## BRIEF
Whenever a line in this data holds the word "name", report that line in full.

Interface dataset entries:

——

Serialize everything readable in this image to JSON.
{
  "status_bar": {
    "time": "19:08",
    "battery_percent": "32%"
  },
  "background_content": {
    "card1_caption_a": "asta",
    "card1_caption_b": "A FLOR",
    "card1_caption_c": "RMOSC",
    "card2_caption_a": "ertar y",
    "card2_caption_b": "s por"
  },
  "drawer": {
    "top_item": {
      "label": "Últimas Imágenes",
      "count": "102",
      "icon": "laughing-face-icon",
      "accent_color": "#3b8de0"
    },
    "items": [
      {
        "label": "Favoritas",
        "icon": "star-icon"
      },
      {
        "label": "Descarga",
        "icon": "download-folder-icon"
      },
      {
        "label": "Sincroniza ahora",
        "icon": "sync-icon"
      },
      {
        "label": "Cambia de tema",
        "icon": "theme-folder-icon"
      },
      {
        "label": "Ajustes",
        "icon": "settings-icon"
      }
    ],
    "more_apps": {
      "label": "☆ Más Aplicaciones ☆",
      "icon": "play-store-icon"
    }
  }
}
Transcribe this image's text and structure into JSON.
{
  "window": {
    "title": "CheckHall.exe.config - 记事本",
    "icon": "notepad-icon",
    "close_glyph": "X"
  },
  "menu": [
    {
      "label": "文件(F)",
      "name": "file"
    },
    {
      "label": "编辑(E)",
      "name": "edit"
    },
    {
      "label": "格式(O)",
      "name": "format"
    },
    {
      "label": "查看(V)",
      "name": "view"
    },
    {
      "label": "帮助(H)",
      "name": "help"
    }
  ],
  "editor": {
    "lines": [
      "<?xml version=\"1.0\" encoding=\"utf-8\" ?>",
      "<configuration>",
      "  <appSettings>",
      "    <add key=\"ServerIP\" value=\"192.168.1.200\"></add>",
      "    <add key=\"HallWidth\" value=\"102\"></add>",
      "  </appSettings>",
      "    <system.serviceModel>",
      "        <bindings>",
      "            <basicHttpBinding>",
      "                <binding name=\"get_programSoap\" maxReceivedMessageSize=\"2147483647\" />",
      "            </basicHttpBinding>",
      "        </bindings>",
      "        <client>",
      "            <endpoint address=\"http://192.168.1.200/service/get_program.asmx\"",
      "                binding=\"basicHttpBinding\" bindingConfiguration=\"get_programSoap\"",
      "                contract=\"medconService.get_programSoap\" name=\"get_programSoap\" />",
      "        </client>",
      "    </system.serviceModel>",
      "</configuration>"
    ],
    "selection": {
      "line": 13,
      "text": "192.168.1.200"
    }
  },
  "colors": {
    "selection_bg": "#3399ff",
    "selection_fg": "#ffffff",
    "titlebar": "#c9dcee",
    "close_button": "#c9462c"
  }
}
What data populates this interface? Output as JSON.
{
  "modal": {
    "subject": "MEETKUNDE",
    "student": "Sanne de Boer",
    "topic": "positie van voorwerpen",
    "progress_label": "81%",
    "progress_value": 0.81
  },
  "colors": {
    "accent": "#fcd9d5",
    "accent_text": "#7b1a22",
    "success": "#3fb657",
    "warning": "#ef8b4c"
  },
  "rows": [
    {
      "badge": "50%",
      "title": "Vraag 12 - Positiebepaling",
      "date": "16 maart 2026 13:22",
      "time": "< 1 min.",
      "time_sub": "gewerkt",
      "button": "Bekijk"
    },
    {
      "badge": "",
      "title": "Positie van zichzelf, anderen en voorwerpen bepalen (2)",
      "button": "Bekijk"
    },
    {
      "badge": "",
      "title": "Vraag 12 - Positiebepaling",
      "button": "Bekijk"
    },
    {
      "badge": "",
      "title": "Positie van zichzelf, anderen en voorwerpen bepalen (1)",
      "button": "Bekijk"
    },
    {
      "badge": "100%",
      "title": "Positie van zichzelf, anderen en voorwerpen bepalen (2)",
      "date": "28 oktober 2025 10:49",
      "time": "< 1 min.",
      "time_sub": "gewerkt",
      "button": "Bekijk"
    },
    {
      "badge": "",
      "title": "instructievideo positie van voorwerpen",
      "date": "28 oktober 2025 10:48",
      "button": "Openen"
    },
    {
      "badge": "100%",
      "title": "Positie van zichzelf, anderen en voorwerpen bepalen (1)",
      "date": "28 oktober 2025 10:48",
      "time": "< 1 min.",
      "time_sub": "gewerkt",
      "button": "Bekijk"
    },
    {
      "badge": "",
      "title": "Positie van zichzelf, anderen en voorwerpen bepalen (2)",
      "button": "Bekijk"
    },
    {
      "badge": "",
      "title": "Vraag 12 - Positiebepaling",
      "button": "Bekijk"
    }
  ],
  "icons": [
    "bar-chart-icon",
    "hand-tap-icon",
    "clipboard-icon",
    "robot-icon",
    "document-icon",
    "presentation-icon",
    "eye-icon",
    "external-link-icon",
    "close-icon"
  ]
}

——

## TASK RESPONSE
      "name": "file"
      "name": "edit"
      "name": "format"
      "name": "view"
      "name": "help"
      "                <binding name=\"get_programSoap\" maxReceivedMessageSize=\"2147483647\" />",
      "                contract=\"medconService.get_programSoap\" name=\"get_programSoap\" />",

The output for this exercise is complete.